Gary Varvel, editorial cartoonist, The Indianapolis Star:

I knew what the guy was trying to say, and I don’t remember thinking “racist” at all. He was taking a news event and tying the ludicrous stimulus bill to it, and he was making fun of Congress who drafted this bill.

This happens a lot with editorial cartoons. People want to read into it what they want to see. He was trying to poke fun at Congress for making this thing, and he used a news angle to criticize them.

With political correctness, everyone’s hypersensitive. There are some things you can criticize openly, and some things you can’t. Images like a sombrero, sometimes that’s an offensive image, but people can wear cowboy hats.

But, because most editorial cartoonists are white men, it’s a difficult situation.

As a cartoonist, you don’t like to be limited. I try to be sensitive to the point. If I had this said about me, is it fair? Sometimes we can do an unfair cartoon, because we’re pushing the envelope.

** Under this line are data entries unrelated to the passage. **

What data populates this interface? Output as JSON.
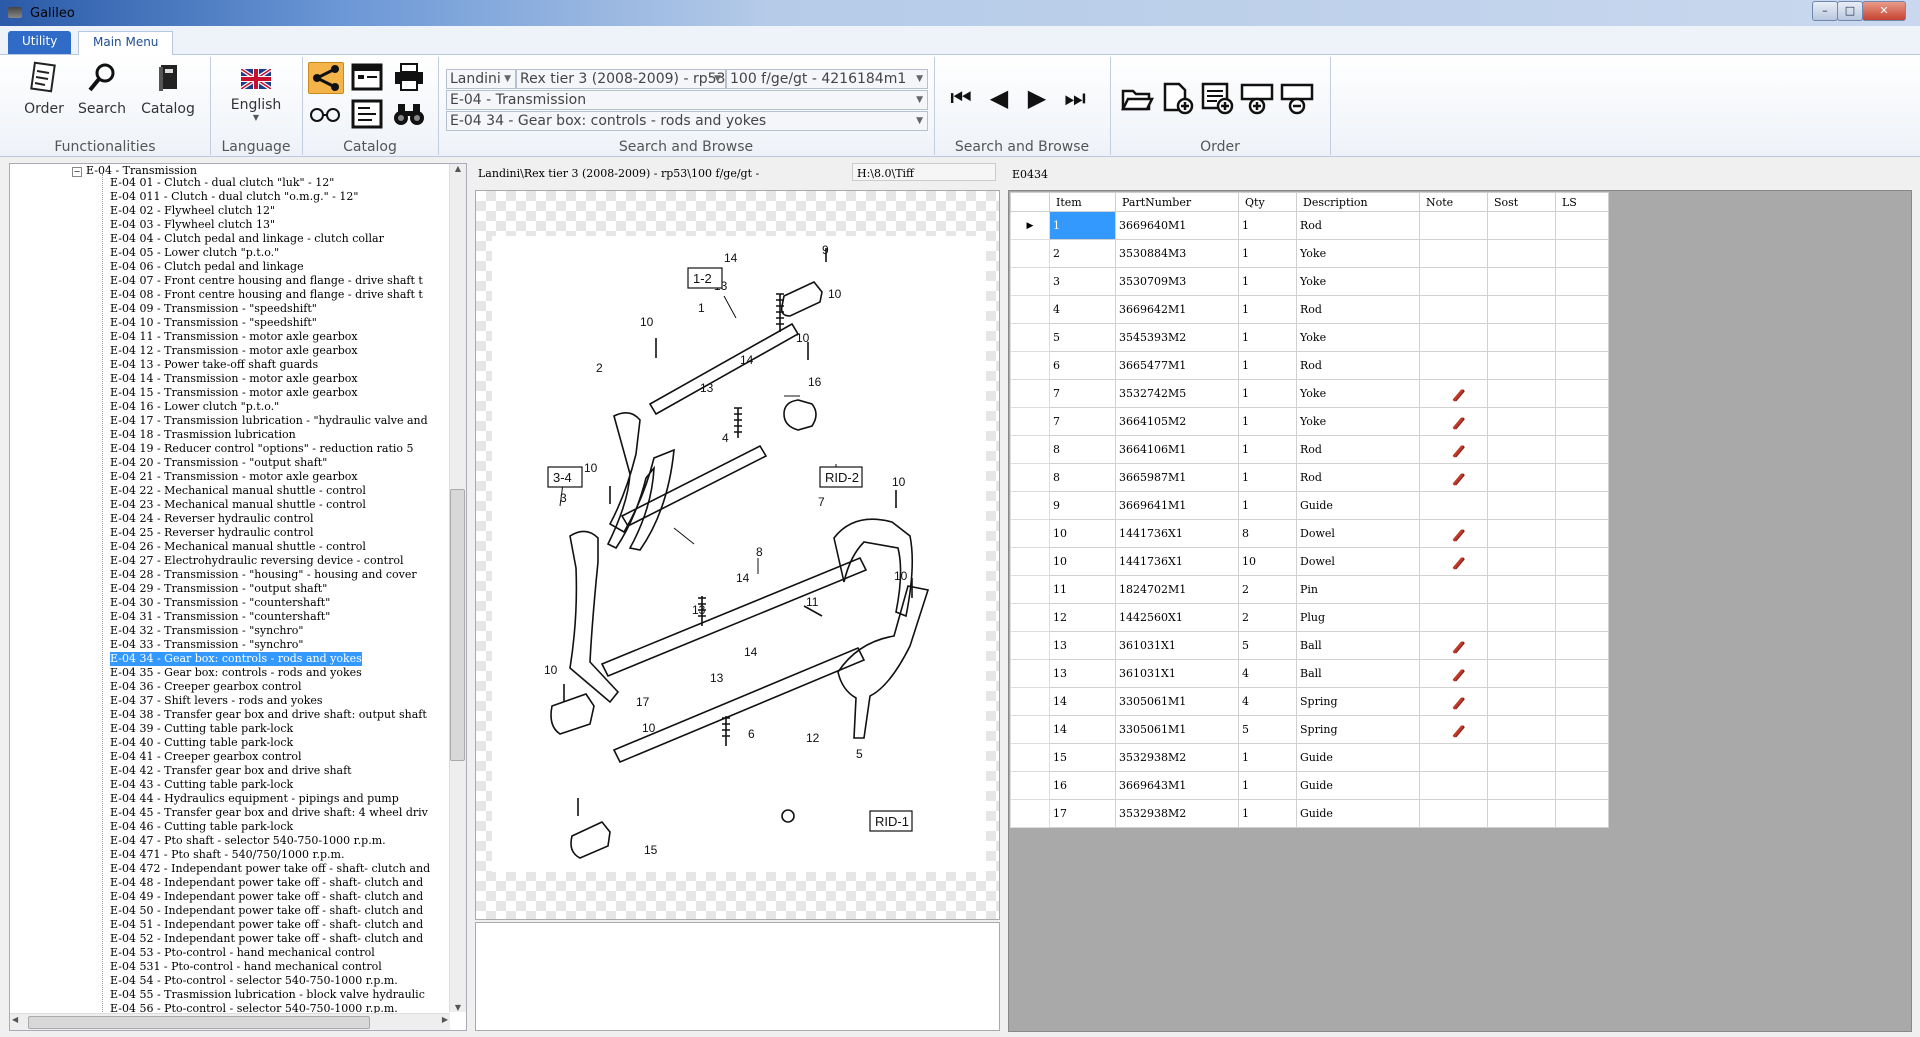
{
  "window": {
    "title": "Galileo"
  },
  "tabs": [
    {
      "label": "Utility"
    },
    {
      "label": "Main Menu"
    }
  ],
  "ribbon": {
    "functionalities": {
      "label": "Functionalities",
      "buttons": [
        {
          "label": "Order",
          "icon": "order-icon"
        },
        {
          "label": "Search",
          "icon": "search-icon"
        },
        {
          "label": "Catalog",
          "icon": "catalog-icon"
        }
      ]
    },
    "language": {
      "label": "Language",
      "current": "English",
      "icon": "uk-flag-icon"
    },
    "catalog": {
      "label": "Catalog"
    },
    "search_browse": {
      "label": "Search and Browse",
      "brand": "Landini",
      "model": "Rex tier 3 (2008-2009) - rp53",
      "variant": "100 f/ge/gt - 4216184m1",
      "group": "E-04 - Transmission",
      "section": "E-04 34 - Gear box: controls - rods and yokes"
    },
    "browse_nav": {
      "label": "Search and Browse"
    },
    "order": {
      "label": "Order"
    }
  },
  "tree": {
    "root": "E-04 - Transmission",
    "items": [
      "E-04 01 - Clutch - dual clutch \"luk\" - 12\"",
      "E-04 011 - Clutch - dual clutch \"o.m.g.\" - 12\"",
      "E-04 02 - Flywheel clutch 12\"",
      "E-04 03 - Flywheel clutch 13\"",
      "E-04 04 - Clutch pedal and linkage - clutch collar",
      "E-04 05 - Lower  clutch  \"p.t.o.\"",
      "E-04 06 - Clutch pedal and linkage",
      "E-04 07 - Front centre housing and flange - drive shaft t",
      "E-04 08 - Front centre housing and flange - drive shaft t",
      "E-04 09 - Transmission - \"speedshift\"",
      "E-04 10 - Transmission - \"speedshift\"",
      "E-04 11 - Transmission - motor axle gearbox",
      "E-04 12 - Transmission - motor axle gearbox",
      "E-04 13 - Power take-off shaft guards",
      "E-04 14 - Transmission - motor axle gearbox",
      "E-04 15 - Transmission - motor axle gearbox",
      "E-04 16 - Lower  clutch  \"p.t.o.\"",
      "E-04 17 - Transmission lubrication - \"hydraulic valve and",
      "E-04 18 - Trasmission lubrication",
      "E-04 19 - Reducer control  \"options\" - reduction ratio  5",
      "E-04 20 - Transmission - \"output shaft\"",
      "E-04 21 - Transmission - motor axle gearbox",
      "E-04 22 - Mechanical manual shuttle - control",
      "E-04 23 - Mechanical manual shuttle - control",
      "E-04 24 - Reverser hydraulic control",
      "E-04 25 - Reverser hydraulic control",
      "E-04 26 - Mechanical manual shuttle - control",
      "E-04 27 - Electrohydraulic  reversing device - control",
      "E-04 28 - Transmission - \"housing\" - housing and cover",
      "E-04 29 - Transmission - \"output shaft\"",
      "E-04 30 - Transmission - \"countershaft\"",
      "E-04 31 - Transmission - \"countershaft\"",
      "E-04 32 - Transmission - \"synchro\"",
      "E-04 33 - Transmission - \"synchro\"",
      "E-04 34 - Gear box: controls - rods and yokes",
      "E-04 35 - Gear box: controls - rods and yokes",
      "E-04 36 - Creeper gearbox control",
      "E-04 37 - Shift levers - rods and yokes",
      "E-04 38 - Transfer gear box and drive shaft: output shaft",
      "E-04 39 - Cutting table park-lock",
      "E-04 40 - Cutting table park-lock",
      "E-04 41 - Creeper gearbox control",
      "E-04 42 - Transfer gear box and drive shaft",
      "E-04 43 - Cutting table park-lock",
      "E-04 44 - Hydraulics equipment - pipings and pump",
      "E-04 45 - Transfer gear box and drive shaft: 4 wheel driv",
      "E-04 46 - Cutting table park-lock",
      "E-04 47 - Pto shaft - selector 540-750-1000 r.p.m.",
      "E-04 471 - Pto shaft - 540/750/1000 r.p.m.",
      "E-04 472 - Independant power take off - shaft- clutch and",
      "E-04 48 - Independant power take off - shaft- clutch and",
      "E-04 49 - Independant power take off - shaft- clutch and",
      "E-04 50 - Independant power take off - shaft- clutch and",
      "E-04 51 - Independant power take off - shaft- clutch and",
      "E-04 52 - Independant power take off - shaft- clutch and",
      "E-04 53 - Pto-control - hand mechanical control",
      "E-04 531 - Pto-control - hand mechanical control",
      "E-04 54 - Pto-control - selector 540-750-1000 r.p.m.",
      "E-04 55 - Trasmission lubrication - block valve hydraulic",
      "E-04 56 - Pto-control - selector 540-750-1000 r.p.m."
    ],
    "selected_index": 34
  },
  "image": {
    "path": "Landini\\Rex tier 3 (2008-2009) - rp53\\100 f/ge/gt -",
    "file": "H:\\8.0\\Tiff",
    "callouts": [
      "1-2",
      "1",
      "14",
      "13",
      "10",
      "9",
      "10",
      "2",
      "14",
      "13",
      "10",
      "16",
      "10",
      "3-4",
      "3",
      "4",
      "RID-2",
      "7",
      "10",
      "8",
      "14",
      "13",
      "11",
      "10",
      "10",
      "17",
      "14",
      "13",
      "6",
      "10",
      "12",
      "5",
      "15",
      "RID-1"
    ]
  },
  "parts": {
    "code": "E0434",
    "columns": [
      "Item",
      "PartNumber",
      "Qty",
      "Description",
      "Note",
      "Sost",
      "LS"
    ],
    "rows": [
      {
        "item": "1",
        "part": "3669640M1",
        "qty": "1",
        "desc": "Rod",
        "note": false
      },
      {
        "item": "2",
        "part": "3530884M3",
        "qty": "1",
        "desc": "Yoke",
        "note": false
      },
      {
        "item": "3",
        "part": "3530709M3",
        "qty": "1",
        "desc": "Yoke",
        "note": false
      },
      {
        "item": "4",
        "part": "3669642M1",
        "qty": "1",
        "desc": "Rod",
        "note": false
      },
      {
        "item": "5",
        "part": "3545393M2",
        "qty": "1",
        "desc": "Yoke",
        "note": false
      },
      {
        "item": "6",
        "part": "3665477M1",
        "qty": "1",
        "desc": "Rod",
        "note": false
      },
      {
        "item": "7",
        "part": "3532742M5",
        "qty": "1",
        "desc": "Yoke",
        "note": true
      },
      {
        "item": "7",
        "part": "3664105M2",
        "qty": "1",
        "desc": "Yoke",
        "note": true
      },
      {
        "item": "8",
        "part": "3664106M1",
        "qty": "1",
        "desc": "Rod",
        "note": true
      },
      {
        "item": "8",
        "part": "3665987M1",
        "qty": "1",
        "desc": "Rod",
        "note": true
      },
      {
        "item": "9",
        "part": "3669641M1",
        "qty": "1",
        "desc": "Guide",
        "note": false
      },
      {
        "item": "10",
        "part": "1441736X1",
        "qty": "8",
        "desc": "Dowel",
        "note": true
      },
      {
        "item": "10",
        "part": "1441736X1",
        "qty": "10",
        "desc": "Dowel",
        "note": true
      },
      {
        "item": "11",
        "part": "1824702M1",
        "qty": "2",
        "desc": "Pin",
        "note": false
      },
      {
        "item": "12",
        "part": "1442560X1",
        "qty": "2",
        "desc": "Plug",
        "note": false
      },
      {
        "item": "13",
        "part": "361031X1",
        "qty": "5",
        "desc": "Ball",
        "note": true
      },
      {
        "item": "13",
        "part": "361031X1",
        "qty": "4",
        "desc": "Ball",
        "note": true
      },
      {
        "item": "14",
        "part": "3305061M1",
        "qty": "4",
        "desc": "Spring",
        "note": true
      },
      {
        "item": "14",
        "part": "3305061M1",
        "qty": "5",
        "desc": "Spring",
        "note": true
      },
      {
        "item": "15",
        "part": "3532938M2",
        "qty": "1",
        "desc": "Guide",
        "note": false
      },
      {
        "item": "16",
        "part": "3669643M1",
        "qty": "1",
        "desc": "Guide",
        "note": false
      },
      {
        "item": "17",
        "part": "3532938M2",
        "qty": "1",
        "desc": "Guide",
        "note": false
      }
    ]
  },
  "colors": {
    "accent": "#3399ff",
    "tab_active": "#2f6bc7",
    "note_icon": "#c0392b",
    "grid_bg": "#a9a9a9"
  }
}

There was a generation of people who lived before me who made slurs about African-Americans. Maybe in the next generation we’ll go beyond those things.

Emily Flake, freelance cartoonist:

I thought it was a really bad cartoon on a lot of levels, because there’s not really a joke there. Unless you really over-explain that you didn’t think that stimulus bill was very good, and it just so happened that there was a monkey attacked someone. The statement that the reference to the monkey was not supposed to be racist is really disingenuous. Everybody knows that there’s a racist trope of referring to black people as monkeys, and if you’re saying that you didn’t know that, then you’re so full of shit. It was insulting to their readers and to cartoonists.

This is in a daily newspaper. This isn’t HBO and it’s not Sarah Silverman. Jokes that play with race and lampoon race don’t really have a place in the daily family. My heart goes out to anyone who is getting a drubbing on the Internet, but at the same time, he could have thought about it a little bit better about this.

Katia Bachko is on staff at The New Yorker.